Given records
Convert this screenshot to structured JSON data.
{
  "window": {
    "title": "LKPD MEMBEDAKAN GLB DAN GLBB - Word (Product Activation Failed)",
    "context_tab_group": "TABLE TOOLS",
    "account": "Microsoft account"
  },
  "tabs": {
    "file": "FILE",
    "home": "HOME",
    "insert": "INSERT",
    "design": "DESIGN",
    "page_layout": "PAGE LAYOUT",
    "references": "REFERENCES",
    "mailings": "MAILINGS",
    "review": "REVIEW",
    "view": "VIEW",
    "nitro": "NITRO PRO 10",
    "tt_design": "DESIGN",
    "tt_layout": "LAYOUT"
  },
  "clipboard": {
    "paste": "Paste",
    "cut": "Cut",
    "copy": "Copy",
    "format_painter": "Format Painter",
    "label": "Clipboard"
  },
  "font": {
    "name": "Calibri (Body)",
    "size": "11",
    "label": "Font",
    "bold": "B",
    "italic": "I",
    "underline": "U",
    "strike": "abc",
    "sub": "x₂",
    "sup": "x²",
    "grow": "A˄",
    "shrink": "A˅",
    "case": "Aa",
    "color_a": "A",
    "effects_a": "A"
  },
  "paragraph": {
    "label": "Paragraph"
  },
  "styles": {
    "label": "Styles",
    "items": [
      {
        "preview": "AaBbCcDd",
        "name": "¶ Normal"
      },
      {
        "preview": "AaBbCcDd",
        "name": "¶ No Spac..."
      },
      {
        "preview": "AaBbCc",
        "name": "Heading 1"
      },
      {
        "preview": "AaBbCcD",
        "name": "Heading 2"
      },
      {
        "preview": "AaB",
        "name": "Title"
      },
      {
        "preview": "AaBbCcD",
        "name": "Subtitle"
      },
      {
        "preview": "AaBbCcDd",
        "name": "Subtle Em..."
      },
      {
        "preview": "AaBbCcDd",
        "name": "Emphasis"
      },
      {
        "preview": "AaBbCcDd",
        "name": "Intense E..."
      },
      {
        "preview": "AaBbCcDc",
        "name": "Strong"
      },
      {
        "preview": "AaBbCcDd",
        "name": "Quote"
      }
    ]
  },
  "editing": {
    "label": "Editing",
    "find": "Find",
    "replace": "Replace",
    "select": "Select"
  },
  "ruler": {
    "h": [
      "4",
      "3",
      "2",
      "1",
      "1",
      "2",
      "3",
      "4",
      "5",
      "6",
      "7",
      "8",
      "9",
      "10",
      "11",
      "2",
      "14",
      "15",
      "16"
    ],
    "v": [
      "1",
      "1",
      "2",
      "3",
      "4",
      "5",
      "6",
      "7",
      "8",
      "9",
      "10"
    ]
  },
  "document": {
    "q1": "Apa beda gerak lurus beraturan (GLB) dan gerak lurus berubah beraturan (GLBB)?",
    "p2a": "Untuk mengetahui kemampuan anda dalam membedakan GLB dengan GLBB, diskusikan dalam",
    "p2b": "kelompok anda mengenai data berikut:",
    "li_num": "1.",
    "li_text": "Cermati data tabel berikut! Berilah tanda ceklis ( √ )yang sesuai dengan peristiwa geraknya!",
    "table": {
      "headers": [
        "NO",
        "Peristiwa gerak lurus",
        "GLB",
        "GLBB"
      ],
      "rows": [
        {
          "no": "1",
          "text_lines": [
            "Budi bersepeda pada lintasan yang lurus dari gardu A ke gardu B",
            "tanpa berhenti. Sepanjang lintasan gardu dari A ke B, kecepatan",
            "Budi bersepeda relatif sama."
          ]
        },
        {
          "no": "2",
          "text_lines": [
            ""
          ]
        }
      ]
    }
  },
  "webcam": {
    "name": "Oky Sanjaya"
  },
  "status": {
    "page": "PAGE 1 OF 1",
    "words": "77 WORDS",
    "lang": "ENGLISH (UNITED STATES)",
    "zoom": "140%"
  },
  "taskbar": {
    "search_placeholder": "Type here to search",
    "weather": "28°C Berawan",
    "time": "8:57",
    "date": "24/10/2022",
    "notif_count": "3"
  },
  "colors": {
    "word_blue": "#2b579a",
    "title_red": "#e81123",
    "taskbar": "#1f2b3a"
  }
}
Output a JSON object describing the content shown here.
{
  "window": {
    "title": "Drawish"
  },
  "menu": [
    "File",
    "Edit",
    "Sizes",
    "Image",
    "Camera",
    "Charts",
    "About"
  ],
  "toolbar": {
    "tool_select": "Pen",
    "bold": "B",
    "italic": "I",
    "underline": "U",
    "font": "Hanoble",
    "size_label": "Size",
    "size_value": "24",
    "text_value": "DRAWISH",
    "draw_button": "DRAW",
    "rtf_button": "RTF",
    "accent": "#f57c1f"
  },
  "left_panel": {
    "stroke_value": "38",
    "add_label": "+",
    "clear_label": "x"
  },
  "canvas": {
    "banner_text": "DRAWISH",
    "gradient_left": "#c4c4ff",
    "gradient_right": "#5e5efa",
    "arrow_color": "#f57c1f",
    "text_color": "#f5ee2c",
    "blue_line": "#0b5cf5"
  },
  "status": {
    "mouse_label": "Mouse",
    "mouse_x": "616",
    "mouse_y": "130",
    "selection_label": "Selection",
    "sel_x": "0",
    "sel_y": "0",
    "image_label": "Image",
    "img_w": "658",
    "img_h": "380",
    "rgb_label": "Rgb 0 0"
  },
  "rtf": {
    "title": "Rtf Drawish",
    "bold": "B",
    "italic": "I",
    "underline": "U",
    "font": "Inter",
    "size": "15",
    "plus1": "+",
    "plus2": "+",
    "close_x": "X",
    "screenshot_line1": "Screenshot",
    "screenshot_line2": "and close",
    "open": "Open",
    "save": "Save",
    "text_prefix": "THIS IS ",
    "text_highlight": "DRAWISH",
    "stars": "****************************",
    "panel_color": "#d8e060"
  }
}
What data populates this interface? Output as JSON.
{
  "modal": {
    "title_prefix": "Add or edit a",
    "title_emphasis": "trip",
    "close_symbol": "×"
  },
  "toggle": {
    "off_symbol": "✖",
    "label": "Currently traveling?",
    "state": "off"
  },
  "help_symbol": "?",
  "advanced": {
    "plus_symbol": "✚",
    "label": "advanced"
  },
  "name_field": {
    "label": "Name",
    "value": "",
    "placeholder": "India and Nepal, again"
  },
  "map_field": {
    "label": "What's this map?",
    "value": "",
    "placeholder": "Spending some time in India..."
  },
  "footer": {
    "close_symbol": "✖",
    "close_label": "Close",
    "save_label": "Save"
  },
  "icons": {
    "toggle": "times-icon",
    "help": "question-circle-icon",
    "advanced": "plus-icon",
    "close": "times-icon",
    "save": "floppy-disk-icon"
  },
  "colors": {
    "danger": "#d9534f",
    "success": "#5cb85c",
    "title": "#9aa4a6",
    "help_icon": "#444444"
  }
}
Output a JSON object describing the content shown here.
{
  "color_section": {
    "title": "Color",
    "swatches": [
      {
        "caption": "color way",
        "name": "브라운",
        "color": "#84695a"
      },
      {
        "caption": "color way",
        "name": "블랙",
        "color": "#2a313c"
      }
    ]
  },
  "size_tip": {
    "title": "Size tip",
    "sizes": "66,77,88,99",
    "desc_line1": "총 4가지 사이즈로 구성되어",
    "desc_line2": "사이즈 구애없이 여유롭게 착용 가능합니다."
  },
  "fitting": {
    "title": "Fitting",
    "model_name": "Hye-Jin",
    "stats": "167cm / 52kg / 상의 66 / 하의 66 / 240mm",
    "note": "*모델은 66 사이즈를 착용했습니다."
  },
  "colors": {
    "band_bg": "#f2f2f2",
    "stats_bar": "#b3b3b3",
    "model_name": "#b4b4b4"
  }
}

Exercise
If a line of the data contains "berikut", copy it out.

Written solution
    "p2b": "kelompok anda mengenai data berikut:",
    "li_text": "Cermati data tabel berikut! Berilah tanda ceklis ( √ )yang sesuai dengan peristiwa geraknya!",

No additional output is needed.